If you were to design a building that prioritises occupants’ happiness, what would it look like? How would the materials, form and layout support healthy ways of living and working? Delving into the evidenced-based research on architecture and mental wellbeing, The Happy Design Toolkit helps you to create happier places. It explores how factors, such as lighting, comfort, control over our environments and access to nature, exercise and social interaction, can impact how we feel.

Easy-to-understand tips include bringing nature into your developments with roof gardens and living facades and countering social isolation with communal areas that encourage chance interaction.
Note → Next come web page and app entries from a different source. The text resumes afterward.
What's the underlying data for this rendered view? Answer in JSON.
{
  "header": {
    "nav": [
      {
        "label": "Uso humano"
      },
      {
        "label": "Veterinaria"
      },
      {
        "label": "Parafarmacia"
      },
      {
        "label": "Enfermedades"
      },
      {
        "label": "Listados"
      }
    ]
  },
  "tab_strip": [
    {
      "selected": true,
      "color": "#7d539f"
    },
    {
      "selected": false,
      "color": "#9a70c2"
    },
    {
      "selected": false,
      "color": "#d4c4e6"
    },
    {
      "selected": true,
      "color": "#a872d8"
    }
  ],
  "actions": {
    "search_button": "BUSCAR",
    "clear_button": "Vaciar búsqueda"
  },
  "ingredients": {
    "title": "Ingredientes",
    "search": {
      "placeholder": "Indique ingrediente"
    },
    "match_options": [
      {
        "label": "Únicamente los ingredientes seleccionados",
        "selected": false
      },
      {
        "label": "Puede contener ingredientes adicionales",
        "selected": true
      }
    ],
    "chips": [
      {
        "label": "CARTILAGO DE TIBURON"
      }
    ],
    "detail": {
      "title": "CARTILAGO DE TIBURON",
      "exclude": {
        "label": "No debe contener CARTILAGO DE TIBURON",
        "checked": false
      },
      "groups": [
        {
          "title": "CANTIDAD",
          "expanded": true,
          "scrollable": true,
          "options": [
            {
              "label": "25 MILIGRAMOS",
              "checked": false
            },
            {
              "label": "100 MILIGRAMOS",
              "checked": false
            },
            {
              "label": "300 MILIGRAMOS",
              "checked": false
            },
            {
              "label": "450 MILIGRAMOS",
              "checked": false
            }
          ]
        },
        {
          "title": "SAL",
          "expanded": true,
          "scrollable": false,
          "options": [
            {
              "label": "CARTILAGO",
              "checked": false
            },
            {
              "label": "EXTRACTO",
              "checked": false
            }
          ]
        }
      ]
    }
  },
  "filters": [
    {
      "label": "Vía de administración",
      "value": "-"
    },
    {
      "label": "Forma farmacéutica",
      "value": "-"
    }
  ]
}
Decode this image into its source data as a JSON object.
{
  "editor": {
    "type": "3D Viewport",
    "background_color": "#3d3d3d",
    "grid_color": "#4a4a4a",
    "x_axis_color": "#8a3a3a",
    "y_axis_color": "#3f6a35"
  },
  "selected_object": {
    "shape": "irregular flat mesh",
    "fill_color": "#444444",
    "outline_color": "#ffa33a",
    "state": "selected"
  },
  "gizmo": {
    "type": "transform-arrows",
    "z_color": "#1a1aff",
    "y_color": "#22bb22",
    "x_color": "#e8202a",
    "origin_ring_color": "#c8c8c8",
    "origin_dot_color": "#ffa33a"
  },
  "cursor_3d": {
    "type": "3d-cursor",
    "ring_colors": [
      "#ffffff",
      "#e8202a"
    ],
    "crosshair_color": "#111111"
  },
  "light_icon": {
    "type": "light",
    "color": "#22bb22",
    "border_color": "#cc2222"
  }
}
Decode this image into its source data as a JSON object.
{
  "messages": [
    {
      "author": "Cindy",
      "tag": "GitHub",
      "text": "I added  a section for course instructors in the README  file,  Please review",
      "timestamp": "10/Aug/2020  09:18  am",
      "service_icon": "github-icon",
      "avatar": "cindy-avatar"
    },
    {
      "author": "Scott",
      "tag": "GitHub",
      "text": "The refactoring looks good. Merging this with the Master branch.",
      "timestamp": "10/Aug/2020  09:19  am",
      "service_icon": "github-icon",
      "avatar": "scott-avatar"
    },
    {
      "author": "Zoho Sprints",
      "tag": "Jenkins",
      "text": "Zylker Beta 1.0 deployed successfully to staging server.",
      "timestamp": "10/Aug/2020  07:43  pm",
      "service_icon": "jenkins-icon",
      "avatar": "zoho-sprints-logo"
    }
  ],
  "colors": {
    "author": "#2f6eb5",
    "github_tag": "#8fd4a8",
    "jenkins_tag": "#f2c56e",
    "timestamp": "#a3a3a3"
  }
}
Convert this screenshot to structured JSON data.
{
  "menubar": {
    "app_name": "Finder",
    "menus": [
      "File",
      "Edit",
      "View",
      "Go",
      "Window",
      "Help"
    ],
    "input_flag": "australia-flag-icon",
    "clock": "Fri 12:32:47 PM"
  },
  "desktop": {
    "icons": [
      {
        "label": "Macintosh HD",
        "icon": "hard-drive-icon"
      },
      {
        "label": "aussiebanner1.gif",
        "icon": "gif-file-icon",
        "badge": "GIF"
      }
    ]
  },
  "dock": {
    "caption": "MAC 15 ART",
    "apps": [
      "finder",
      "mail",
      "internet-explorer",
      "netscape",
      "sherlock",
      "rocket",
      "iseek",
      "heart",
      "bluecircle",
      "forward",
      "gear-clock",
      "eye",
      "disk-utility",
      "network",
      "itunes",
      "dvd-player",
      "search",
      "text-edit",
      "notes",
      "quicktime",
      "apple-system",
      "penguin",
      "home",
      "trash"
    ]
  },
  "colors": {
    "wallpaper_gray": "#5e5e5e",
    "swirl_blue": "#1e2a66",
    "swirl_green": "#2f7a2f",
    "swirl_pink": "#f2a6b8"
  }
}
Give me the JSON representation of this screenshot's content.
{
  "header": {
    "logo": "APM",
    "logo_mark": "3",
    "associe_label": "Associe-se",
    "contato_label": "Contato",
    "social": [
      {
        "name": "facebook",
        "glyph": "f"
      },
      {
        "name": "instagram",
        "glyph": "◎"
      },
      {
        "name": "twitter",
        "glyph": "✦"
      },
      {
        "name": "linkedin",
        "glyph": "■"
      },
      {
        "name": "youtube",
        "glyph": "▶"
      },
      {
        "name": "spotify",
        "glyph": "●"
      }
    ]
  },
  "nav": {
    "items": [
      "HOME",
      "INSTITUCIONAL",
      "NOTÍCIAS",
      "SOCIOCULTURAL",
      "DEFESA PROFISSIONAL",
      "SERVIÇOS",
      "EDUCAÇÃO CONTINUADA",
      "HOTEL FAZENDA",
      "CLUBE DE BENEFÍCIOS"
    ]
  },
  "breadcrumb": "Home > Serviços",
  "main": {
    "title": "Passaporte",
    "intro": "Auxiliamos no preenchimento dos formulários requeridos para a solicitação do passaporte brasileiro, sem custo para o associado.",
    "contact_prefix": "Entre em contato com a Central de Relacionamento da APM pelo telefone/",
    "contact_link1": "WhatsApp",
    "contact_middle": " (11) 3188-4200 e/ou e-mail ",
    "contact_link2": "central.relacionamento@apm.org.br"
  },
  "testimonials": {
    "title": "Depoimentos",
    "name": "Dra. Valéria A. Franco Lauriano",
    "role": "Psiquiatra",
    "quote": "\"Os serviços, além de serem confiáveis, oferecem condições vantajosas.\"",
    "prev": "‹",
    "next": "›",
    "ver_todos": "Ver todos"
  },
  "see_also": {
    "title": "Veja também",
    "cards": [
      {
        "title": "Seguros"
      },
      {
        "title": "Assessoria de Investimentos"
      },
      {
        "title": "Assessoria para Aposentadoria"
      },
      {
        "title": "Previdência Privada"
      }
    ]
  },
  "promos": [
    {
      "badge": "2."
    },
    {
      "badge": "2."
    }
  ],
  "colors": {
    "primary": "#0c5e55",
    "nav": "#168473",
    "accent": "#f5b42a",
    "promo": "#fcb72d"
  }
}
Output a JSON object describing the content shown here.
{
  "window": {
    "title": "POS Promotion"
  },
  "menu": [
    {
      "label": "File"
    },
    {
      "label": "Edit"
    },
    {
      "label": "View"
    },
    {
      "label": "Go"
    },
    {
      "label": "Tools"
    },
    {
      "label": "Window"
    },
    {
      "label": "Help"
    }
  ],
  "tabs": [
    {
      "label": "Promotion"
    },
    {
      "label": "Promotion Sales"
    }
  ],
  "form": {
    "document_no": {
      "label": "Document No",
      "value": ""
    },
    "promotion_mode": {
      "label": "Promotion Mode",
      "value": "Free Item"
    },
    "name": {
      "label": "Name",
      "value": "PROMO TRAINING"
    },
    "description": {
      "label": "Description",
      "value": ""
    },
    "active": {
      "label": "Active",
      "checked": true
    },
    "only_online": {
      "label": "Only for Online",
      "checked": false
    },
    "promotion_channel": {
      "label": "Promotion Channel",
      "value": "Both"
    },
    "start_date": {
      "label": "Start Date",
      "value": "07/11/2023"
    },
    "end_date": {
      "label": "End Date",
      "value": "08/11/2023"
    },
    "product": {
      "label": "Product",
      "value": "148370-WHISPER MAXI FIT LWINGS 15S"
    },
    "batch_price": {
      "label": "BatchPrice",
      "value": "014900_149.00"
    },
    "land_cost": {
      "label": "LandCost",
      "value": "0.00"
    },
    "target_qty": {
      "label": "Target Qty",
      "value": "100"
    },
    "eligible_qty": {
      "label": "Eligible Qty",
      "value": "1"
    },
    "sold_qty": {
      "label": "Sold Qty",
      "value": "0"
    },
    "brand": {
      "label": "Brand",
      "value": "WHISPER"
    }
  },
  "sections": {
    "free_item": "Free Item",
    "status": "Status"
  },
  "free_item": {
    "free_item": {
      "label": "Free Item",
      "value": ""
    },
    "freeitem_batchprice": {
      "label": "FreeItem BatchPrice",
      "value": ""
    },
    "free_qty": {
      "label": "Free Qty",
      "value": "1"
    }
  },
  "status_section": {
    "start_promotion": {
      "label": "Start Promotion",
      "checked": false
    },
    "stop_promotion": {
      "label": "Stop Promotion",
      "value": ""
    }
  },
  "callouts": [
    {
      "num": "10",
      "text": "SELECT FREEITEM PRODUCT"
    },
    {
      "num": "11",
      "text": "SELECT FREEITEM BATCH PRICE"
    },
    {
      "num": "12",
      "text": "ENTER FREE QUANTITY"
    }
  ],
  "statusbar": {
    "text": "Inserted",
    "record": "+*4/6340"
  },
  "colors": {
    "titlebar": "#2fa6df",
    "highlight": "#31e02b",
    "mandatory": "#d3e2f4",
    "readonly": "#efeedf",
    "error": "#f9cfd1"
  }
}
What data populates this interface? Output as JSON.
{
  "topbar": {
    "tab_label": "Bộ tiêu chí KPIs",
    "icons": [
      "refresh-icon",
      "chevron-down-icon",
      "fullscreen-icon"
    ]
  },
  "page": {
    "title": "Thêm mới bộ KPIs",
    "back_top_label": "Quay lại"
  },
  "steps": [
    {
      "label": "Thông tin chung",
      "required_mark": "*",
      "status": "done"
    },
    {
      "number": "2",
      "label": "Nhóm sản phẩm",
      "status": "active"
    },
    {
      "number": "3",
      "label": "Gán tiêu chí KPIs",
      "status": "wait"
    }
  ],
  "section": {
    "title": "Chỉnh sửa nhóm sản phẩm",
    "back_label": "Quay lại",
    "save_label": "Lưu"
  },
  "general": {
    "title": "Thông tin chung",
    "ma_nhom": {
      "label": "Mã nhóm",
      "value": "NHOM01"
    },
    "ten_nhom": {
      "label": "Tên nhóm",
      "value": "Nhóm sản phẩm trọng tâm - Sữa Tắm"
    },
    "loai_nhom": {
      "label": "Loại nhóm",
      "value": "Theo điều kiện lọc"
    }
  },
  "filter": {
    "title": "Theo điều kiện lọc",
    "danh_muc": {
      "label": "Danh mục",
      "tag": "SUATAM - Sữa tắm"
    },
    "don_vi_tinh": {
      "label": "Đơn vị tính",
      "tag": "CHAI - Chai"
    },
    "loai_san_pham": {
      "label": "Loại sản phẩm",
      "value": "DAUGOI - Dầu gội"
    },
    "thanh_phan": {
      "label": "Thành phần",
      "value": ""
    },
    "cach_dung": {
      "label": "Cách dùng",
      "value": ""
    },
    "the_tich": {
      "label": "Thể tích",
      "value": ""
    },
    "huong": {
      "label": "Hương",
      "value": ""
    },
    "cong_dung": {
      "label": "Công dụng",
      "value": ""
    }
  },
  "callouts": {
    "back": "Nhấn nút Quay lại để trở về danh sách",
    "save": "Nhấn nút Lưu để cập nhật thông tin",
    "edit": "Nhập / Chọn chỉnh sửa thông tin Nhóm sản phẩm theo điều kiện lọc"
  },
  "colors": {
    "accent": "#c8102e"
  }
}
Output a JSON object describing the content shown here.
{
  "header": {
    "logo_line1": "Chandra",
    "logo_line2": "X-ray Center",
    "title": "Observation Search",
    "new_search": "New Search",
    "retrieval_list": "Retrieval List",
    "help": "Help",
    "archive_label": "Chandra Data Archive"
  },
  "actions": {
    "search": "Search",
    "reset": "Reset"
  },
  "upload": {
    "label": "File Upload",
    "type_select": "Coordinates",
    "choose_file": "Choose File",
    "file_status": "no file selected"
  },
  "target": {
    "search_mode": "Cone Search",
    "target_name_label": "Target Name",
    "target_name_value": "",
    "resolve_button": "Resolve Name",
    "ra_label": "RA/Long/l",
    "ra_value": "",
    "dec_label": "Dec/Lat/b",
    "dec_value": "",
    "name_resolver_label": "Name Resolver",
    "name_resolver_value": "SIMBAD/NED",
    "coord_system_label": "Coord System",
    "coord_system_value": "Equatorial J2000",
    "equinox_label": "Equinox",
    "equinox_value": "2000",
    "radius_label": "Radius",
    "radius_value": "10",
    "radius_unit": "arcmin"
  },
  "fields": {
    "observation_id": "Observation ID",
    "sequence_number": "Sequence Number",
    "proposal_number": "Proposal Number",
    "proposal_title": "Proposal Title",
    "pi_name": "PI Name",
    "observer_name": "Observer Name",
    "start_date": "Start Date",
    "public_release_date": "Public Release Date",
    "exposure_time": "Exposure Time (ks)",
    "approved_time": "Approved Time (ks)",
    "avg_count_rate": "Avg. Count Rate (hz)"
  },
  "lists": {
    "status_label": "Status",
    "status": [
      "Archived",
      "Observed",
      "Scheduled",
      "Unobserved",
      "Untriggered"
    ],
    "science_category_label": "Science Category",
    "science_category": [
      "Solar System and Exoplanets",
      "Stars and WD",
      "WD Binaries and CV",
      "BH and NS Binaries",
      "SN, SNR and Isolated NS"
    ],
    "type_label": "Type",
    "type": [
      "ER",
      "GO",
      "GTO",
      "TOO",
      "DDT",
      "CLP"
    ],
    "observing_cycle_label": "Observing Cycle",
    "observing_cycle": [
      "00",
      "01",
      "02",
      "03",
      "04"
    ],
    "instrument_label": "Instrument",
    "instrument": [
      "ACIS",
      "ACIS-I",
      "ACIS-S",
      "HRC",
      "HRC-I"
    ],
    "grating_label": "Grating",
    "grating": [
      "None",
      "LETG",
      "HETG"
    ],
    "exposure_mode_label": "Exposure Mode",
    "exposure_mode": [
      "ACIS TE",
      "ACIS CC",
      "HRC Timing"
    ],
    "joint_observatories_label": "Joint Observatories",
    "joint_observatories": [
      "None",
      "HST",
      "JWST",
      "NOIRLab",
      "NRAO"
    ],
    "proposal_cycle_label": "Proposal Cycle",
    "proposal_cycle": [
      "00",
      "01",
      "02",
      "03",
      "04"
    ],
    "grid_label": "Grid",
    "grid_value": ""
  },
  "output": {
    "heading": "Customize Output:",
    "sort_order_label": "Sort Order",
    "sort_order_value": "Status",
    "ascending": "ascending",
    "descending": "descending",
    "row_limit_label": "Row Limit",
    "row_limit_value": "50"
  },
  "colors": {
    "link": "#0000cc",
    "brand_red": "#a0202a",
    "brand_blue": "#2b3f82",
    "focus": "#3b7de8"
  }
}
Each of the featured architectural interventions includes an analysis of the wellbeing benefits as well as the potential limitations or associated challenges. From sparking joy in individual homes and workplaces to encouraging healthier lifestyles through landscaping and urban design, this book demonstrates how wellbeing concepts can be integrated across a range of scales and typologies.

Packed with inspiration and advice, The Happy Design Toolkit will breathe new life into your projects and help you create a happier and more inclusive built environment for everyone.

  • Features real-world examples including Marmalade Lane co-housing by Mole Architects, Francis Holland School by BDP, Maggie’s Centre Oldham by dRMM Architects, Kings Crescent Estate by Karakusevic Carson Architects and Happy Street by Yinka Ilori.
  • Over 100 hand-drawn illustrations of design details and elevations.
  • Essential reading for architects, interior designers, landscape architects and students.

Introduction & How to use this book 1. Light, natural and artificial 2. Comfort and materials 3. Control and autonomy 4. Nature and biophilia 5. Aesthetics and legibility 6. Activity and exercise 7. Social interaction, community and sense of place; Conclusion